Required action: The records below are to be retyped in full. Keep every word.

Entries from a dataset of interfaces
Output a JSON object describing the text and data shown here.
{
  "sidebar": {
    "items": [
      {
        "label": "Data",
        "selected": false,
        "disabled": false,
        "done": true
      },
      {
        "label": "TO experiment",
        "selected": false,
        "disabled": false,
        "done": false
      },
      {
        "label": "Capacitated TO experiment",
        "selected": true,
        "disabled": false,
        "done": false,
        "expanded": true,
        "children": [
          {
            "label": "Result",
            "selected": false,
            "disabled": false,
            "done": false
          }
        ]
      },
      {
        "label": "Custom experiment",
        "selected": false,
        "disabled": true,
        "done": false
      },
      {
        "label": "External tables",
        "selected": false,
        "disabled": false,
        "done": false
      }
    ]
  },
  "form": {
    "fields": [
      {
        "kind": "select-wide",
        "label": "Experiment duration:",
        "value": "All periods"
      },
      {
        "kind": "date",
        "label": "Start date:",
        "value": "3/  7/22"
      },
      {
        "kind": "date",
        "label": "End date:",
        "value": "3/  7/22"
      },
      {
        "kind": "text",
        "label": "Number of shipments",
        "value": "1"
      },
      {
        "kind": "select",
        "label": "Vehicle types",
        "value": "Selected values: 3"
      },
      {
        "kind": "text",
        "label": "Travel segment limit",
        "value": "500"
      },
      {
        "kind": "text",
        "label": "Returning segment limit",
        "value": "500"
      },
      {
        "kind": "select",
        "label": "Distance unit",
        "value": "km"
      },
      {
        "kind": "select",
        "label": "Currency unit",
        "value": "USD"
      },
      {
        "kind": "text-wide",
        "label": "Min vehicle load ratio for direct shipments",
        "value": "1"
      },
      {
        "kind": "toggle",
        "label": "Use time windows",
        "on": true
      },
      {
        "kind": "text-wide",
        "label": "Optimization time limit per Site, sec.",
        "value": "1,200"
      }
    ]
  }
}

Task output:
Output a JSON object describing the text and data shown here.
{
  "sidebar": {
    "items": [
      {
        "label": "Data",
        "selected": false,
        "disabled": false,
        "done": true
      },
      {
        "label": "TO experiment",
        "selected": false,
        "disabled": false,
        "done": false
      },
      {
        "label": "Capacitated TO experiment",
        "selected": true,
        "disabled": false,
        "done": false,
        "expanded": true,
        "children": [
          {
            "label": "Result",
            "selected": false,
            "disabled": false,
            "done": false
          }
        ]
      },
      {
        "label": "Custom experiment",
        "selected": false,
        "disabled": true,
        "done": false
      },
      {
        "label": "External tables",
        "selected": false,
        "disabled": false,
        "done": false
      }
    ]
  },
  "form": {
    "fields": [
      {
        "kind": "select-wide",
        "label": "Experiment duration:",
        "value": "All periods"
      },
      {
        "kind": "date",
        "label": "Start date:",
        "value": "3/  7/22"
      },
      {
        "kind": "date",
        "label": "End date:",
        "value": "3/  7/22"
      },
      {
        "kind": "text",
        "label": "Number of shipments",
        "value": "1"
      },
      {
        "kind": "select",
        "label": "Vehicle types",
        "value": "Selected values: 3"
      },
      {
        "kind": "text",
        "label": "Travel segment limit",
        "value": "500"
      },
      {
        "kind": "text",
        "label": "Returning segment limit",
        "value": "500"
      },
      {
        "kind": "select",
        "label": "Distance unit",
        "value": "km"
      },
      {
        "kind": "select",
        "label": "Currency unit",
        "value": "USD"
      },
      {
        "kind": "text-wide",
        "label": "Min vehicle load ratio for direct shipments",
        "value": "1"
      },
      {
        "kind": "toggle",
        "label": "Use time windows",
        "on": true
      },
      {
        "kind": "text-wide",
        "label": "Optimization time limit per Site, sec.",
        "value": "1,200"
      }
    ]
  }
}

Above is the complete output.